Emperor Taisho succeeded Emperor Meiji on July 30, 1912, making him the 123rd Emperor of Japan. He reigned until his death on December 25, 1926.
The Japanese government staged an attack on a railway in south Manchuria. After the staged attack, Japan invaded Manchuria and established a puppet government under the last Qing emperor, Puyi.
When Japan conquered Manchuria from China in 1932, they established a puppet government called Manchukuo. The government remained in place untill after WWII.
In July of 1937, Japan attacked the Marco Polo Bridge, but the Chinese forces knew they needed to hold the bridge at all cost. With help from reinforcements, the Chinese forces were able to repel the Japanese attack.
China was divided during the onset of the Second Sino-Japanese War. The Kuomintang government under the Nationalist party was being challenged for power by the Communist Party of China.
Japan knew that the country would need help from European nations as they continued to extend their influence in Asia, especially as tensions grew between Japan and the United States. Therefore, Japan signed the Tripartite Pact with Germany and Italy.

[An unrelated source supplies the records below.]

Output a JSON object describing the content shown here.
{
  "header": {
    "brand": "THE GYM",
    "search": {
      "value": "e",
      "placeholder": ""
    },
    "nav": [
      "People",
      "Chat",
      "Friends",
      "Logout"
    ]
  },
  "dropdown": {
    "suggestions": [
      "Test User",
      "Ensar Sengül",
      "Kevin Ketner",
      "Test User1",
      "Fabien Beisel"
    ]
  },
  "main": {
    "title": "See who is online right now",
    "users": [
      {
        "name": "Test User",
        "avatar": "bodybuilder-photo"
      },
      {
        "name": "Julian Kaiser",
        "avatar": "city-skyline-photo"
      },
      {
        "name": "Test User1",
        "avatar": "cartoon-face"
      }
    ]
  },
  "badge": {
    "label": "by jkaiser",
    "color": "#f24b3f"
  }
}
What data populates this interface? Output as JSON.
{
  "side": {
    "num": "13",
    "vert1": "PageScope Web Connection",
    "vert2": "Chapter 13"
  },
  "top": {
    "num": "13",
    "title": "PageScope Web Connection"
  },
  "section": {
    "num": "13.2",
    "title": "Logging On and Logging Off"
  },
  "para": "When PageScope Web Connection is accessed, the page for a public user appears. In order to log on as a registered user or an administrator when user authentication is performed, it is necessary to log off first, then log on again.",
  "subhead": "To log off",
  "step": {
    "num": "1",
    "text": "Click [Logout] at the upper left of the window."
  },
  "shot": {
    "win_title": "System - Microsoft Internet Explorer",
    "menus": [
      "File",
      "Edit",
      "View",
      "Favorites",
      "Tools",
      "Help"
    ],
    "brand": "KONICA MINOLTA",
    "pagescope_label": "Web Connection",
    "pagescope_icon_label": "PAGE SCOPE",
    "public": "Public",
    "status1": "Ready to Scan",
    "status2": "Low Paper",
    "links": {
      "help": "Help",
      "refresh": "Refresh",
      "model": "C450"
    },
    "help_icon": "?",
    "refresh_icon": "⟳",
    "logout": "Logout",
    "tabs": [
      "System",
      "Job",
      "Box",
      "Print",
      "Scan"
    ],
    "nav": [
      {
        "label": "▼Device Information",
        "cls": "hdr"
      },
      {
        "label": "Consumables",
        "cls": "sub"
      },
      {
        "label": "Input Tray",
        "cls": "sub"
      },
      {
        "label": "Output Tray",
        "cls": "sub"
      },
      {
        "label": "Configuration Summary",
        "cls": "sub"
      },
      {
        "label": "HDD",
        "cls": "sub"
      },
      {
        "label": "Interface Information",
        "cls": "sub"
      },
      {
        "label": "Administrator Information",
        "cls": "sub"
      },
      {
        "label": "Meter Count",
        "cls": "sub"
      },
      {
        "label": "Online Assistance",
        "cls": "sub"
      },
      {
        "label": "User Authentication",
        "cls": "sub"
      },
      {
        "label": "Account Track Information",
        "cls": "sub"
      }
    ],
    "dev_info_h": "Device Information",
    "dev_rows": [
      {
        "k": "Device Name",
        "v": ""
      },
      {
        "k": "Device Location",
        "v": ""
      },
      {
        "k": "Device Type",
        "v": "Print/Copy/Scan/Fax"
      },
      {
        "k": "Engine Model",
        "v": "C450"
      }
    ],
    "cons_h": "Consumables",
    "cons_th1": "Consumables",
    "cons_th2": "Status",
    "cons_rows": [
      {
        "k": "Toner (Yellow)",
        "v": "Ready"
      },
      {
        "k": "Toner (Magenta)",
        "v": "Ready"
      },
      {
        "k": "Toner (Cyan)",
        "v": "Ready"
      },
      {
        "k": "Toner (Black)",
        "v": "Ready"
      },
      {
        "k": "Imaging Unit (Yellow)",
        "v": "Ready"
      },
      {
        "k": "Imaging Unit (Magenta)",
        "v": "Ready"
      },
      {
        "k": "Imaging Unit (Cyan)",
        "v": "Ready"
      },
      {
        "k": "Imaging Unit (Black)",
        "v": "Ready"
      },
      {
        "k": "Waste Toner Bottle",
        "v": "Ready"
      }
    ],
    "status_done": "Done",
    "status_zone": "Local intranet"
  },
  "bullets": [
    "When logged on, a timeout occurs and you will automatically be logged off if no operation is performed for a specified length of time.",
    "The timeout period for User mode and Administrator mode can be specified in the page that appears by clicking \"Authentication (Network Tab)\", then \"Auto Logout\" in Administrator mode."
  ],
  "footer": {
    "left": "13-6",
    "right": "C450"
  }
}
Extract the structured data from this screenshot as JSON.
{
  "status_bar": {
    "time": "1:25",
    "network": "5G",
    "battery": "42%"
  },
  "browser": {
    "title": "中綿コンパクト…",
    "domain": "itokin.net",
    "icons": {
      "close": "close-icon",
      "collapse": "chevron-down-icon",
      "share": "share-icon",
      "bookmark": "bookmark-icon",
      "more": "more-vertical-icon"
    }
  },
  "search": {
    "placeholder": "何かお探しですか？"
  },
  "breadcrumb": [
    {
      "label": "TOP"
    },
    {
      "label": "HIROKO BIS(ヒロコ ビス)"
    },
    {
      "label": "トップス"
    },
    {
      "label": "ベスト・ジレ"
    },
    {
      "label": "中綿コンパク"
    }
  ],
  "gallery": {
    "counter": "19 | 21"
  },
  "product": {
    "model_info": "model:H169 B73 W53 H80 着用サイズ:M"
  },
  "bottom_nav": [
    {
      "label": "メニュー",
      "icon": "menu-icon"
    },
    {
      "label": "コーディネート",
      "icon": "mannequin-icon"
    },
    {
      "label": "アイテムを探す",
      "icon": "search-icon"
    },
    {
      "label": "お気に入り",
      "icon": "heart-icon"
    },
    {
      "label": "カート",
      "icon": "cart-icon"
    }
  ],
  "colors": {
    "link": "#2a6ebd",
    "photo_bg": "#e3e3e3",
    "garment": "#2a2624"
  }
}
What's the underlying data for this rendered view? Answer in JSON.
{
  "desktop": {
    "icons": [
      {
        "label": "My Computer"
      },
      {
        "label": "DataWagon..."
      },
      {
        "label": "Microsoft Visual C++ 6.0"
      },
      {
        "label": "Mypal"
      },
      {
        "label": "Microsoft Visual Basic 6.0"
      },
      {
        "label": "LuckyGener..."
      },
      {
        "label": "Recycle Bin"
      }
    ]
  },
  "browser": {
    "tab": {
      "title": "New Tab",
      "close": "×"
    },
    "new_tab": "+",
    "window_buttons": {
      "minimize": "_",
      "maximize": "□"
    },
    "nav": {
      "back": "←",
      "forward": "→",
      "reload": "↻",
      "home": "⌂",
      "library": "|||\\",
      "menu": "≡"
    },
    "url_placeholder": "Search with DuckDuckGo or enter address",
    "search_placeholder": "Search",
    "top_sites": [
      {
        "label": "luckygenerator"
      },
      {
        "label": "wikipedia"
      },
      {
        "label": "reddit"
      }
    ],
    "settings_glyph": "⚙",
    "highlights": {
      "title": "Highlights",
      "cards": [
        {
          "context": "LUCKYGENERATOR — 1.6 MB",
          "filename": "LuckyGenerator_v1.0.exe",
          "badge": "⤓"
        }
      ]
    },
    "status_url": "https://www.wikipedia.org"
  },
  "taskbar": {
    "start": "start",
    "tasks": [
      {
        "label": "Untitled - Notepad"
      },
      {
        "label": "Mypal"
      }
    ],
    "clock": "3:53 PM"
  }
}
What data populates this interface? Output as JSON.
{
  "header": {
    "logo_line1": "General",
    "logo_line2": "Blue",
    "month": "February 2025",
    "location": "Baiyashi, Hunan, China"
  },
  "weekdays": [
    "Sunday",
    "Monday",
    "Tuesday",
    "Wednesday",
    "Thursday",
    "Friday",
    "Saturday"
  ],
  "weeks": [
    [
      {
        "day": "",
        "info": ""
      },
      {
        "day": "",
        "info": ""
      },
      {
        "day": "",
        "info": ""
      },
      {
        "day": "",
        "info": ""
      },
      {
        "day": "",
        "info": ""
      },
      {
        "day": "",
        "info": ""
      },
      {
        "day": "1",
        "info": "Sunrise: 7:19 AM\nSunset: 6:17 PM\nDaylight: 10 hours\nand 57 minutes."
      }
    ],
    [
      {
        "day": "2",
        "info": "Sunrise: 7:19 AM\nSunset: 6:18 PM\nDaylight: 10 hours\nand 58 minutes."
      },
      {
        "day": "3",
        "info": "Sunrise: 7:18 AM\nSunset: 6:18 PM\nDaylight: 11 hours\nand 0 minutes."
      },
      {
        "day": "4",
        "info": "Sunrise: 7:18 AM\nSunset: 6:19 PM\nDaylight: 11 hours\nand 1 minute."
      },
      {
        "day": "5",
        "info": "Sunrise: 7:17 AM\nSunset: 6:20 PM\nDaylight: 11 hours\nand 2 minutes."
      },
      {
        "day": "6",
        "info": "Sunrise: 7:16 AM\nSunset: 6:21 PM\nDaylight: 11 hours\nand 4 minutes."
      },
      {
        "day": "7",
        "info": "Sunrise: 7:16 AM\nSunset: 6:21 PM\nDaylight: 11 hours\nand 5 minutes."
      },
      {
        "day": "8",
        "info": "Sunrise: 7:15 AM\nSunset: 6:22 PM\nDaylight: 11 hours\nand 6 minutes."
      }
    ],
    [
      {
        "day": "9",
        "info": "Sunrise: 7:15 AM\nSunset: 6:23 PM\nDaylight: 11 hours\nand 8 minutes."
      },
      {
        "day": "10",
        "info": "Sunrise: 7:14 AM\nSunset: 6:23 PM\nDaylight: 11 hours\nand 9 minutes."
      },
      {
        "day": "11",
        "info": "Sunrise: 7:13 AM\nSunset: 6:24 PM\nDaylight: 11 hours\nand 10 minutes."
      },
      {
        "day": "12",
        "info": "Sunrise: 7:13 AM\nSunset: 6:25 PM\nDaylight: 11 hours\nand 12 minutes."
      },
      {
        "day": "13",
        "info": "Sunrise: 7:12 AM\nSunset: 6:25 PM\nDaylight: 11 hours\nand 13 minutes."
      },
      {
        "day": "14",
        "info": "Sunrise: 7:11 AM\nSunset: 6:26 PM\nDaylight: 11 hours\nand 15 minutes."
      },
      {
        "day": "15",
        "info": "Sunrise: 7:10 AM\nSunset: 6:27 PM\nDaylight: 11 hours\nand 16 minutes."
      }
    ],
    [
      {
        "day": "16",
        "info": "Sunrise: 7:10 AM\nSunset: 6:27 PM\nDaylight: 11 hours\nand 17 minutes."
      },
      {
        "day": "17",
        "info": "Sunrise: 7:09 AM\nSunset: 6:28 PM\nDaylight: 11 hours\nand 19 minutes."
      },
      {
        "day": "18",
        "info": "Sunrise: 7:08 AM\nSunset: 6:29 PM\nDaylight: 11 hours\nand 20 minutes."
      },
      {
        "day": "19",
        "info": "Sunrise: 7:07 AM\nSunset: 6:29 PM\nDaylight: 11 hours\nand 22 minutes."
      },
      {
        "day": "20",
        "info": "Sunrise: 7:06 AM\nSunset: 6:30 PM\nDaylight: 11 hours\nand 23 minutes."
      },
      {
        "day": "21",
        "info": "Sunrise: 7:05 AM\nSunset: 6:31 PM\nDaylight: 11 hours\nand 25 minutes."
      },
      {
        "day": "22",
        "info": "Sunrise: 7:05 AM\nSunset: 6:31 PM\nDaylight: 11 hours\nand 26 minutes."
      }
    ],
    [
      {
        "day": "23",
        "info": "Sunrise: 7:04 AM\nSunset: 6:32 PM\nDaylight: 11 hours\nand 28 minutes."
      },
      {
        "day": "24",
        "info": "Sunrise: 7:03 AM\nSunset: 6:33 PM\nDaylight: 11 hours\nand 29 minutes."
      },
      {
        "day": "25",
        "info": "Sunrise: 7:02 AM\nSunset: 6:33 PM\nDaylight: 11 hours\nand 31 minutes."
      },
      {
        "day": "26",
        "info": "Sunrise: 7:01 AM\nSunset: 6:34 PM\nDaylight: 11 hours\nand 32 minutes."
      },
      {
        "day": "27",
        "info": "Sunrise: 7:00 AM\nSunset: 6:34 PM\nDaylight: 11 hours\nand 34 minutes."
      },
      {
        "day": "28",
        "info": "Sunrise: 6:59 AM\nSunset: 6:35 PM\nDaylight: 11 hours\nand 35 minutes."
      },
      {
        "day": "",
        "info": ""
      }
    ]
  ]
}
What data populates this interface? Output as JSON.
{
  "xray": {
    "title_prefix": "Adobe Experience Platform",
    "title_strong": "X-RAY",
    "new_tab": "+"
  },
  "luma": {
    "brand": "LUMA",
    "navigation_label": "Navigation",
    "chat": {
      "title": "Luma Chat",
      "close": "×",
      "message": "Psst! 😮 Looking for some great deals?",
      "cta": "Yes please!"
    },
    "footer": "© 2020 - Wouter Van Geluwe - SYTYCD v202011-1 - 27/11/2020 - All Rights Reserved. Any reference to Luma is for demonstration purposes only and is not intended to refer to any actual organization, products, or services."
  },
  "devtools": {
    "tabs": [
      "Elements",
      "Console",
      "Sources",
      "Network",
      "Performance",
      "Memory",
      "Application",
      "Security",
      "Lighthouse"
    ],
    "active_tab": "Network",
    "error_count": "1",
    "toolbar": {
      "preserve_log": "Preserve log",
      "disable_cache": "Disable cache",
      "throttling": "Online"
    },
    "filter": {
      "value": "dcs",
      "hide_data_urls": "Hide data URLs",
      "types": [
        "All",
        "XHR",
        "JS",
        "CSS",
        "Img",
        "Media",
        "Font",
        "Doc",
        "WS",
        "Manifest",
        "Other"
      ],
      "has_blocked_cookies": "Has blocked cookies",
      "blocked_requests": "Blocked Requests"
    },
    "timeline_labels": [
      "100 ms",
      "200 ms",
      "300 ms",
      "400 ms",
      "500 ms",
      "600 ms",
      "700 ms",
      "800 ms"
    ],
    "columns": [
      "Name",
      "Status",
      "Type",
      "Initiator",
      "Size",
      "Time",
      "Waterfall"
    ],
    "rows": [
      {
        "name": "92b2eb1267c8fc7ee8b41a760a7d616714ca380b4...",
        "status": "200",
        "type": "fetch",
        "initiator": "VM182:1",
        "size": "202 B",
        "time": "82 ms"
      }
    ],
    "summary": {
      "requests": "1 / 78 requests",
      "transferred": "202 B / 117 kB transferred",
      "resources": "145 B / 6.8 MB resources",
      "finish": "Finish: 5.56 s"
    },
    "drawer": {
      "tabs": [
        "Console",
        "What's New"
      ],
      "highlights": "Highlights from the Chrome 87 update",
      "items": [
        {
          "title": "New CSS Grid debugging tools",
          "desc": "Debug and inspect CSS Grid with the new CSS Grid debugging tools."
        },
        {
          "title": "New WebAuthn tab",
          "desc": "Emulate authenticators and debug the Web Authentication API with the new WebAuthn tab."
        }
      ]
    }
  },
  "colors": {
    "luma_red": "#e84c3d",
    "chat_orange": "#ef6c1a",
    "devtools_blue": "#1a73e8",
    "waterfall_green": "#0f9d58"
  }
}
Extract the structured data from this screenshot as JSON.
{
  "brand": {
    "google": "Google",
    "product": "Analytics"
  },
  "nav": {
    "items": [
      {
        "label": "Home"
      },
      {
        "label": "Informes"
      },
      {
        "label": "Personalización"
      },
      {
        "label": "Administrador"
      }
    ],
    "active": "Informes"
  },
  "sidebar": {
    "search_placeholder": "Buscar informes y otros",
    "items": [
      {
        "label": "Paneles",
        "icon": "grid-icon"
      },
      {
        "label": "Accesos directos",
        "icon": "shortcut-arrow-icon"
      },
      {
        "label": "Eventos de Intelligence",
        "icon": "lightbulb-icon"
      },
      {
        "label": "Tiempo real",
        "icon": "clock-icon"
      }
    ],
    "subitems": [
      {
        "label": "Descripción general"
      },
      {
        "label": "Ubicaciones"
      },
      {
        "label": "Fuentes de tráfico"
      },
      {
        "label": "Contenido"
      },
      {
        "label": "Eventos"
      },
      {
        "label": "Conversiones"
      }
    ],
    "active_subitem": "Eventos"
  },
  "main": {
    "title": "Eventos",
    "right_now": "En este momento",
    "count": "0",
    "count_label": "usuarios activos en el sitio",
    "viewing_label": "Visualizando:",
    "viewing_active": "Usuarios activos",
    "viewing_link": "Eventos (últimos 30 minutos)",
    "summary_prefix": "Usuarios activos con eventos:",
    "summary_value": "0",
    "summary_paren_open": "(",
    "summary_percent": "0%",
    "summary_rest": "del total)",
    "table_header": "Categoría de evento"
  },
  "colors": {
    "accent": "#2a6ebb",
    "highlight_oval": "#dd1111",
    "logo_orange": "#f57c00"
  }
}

For centuries, Asian countries were under direct or indirect control by Western nations. As Japan modernized, the country began to realize they were a world power and should take over imperial rule throughout Asia from these western countries.
During the Second Sino-Japanese War, Japan captured Nanking, the capital of the Republic of China at the time, killing and raping Chinese citizens after capturing the city.
After open hostilities through much of the 1930s over land in Manchuria and Siberia, Japan and the USSR agreed to a nonaggression pact on April 13, 1941, as both countries prepared for a global war.
The relationship between the United States and Japan had been deteriorating for years before the attack on Pearl Harbor. A war between the two coutries was inevitable. On December 7, 1941, Japan attacked the U.S. Pacific Fleet, forcing the U.S. into WWII.
Emperor Showa was the 124th Emperor of Japan. He reigned after his father, Emperor Taisho, who died in 1926. Emperor Showa led Japan through WWII and the nation's subsequent surrender after the war.
In the Battle of Midway, the United States lost one carrier to Japan's four. The defeat of the Japanese Navy here was a turning point in the Pacific War that the Empire of Japan could not recover from.
Even though defeat was imminent, Japan refused to surrender, hoping for a victory that would give them bargaining room during negotiations to end the war. To save American lives in a drawn out war, the United States decided to drop the atomic bomb, which they knew would force Japan to surrender.
The United States occupied Japan after the war to help demilitarize the country and transform Japan into a more democratic state, which was especially important to the U.S. with the fear of Communism spreading.